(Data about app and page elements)
▼

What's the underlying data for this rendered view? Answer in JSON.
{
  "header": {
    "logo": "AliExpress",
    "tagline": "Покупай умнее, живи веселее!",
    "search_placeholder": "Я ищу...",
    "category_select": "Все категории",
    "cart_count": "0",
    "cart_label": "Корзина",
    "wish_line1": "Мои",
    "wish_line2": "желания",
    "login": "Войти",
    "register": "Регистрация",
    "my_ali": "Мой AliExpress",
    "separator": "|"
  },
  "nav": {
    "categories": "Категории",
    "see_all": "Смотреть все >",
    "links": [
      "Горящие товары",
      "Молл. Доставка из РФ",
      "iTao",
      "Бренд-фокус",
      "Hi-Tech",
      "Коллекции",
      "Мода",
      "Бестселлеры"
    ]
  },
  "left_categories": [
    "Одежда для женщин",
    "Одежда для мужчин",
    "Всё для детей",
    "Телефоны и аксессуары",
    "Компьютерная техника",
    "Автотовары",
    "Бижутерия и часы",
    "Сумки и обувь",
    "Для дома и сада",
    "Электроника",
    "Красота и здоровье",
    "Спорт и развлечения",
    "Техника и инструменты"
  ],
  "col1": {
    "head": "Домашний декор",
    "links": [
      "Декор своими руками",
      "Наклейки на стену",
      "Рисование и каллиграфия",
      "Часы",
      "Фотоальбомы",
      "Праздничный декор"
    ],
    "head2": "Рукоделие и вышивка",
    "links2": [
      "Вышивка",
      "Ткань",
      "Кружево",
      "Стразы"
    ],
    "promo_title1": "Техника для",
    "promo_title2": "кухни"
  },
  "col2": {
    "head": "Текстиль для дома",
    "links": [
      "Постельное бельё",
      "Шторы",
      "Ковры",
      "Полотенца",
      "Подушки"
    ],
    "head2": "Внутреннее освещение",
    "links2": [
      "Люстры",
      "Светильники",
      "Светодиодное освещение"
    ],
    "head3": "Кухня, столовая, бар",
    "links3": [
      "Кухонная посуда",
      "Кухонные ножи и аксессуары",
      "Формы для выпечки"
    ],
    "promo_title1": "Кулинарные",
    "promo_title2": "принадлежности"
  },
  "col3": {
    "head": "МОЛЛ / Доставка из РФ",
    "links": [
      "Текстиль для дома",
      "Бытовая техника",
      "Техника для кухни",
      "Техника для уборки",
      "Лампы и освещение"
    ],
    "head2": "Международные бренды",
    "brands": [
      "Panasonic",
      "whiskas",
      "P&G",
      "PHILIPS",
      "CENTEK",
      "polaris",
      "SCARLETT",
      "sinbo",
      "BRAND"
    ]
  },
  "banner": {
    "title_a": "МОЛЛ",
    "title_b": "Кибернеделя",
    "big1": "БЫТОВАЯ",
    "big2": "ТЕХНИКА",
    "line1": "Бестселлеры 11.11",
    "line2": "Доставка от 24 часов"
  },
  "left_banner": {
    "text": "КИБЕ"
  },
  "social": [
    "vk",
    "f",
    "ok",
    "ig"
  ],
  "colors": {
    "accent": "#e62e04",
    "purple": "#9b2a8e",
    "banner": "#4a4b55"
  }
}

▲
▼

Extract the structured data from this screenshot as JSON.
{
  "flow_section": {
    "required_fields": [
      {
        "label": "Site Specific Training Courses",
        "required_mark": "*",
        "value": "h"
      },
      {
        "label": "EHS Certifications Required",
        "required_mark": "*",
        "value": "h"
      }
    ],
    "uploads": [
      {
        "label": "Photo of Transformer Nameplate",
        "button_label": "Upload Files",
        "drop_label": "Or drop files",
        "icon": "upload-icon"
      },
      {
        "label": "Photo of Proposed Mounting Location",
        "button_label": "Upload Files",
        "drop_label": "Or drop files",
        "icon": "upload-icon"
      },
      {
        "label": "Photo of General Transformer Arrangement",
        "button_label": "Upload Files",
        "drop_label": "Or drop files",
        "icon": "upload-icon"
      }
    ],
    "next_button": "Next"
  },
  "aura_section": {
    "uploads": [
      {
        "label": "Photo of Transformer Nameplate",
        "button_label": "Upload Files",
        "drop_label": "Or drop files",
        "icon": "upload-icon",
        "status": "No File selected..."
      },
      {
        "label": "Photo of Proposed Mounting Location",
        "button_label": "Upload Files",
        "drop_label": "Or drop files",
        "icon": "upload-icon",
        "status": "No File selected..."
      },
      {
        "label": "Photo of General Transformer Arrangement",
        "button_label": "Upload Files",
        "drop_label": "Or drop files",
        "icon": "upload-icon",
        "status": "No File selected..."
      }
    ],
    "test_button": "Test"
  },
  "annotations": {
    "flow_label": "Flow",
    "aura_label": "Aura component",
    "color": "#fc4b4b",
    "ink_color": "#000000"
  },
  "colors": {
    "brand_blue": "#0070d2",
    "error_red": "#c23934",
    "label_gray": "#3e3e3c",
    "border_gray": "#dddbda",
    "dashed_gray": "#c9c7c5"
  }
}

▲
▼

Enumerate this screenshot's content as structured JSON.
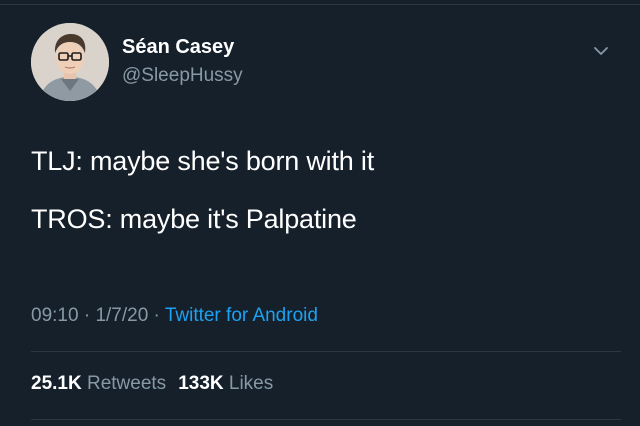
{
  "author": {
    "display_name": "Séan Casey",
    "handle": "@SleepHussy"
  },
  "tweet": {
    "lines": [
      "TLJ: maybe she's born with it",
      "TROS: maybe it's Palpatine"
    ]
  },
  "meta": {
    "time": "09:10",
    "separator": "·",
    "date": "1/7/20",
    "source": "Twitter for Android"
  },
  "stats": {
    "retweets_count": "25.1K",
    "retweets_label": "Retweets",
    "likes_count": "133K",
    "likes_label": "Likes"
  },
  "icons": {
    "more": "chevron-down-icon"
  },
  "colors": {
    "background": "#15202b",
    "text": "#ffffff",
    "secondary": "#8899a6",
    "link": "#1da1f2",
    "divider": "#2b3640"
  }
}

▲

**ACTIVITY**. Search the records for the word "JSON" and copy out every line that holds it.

**EXERCISE ANSWER**.
What's the underlying data for this rendered view? Answer in JSON.
Extract the structured data from this screenshot as JSON.
Enumerate this screenshot's content as structured JSON.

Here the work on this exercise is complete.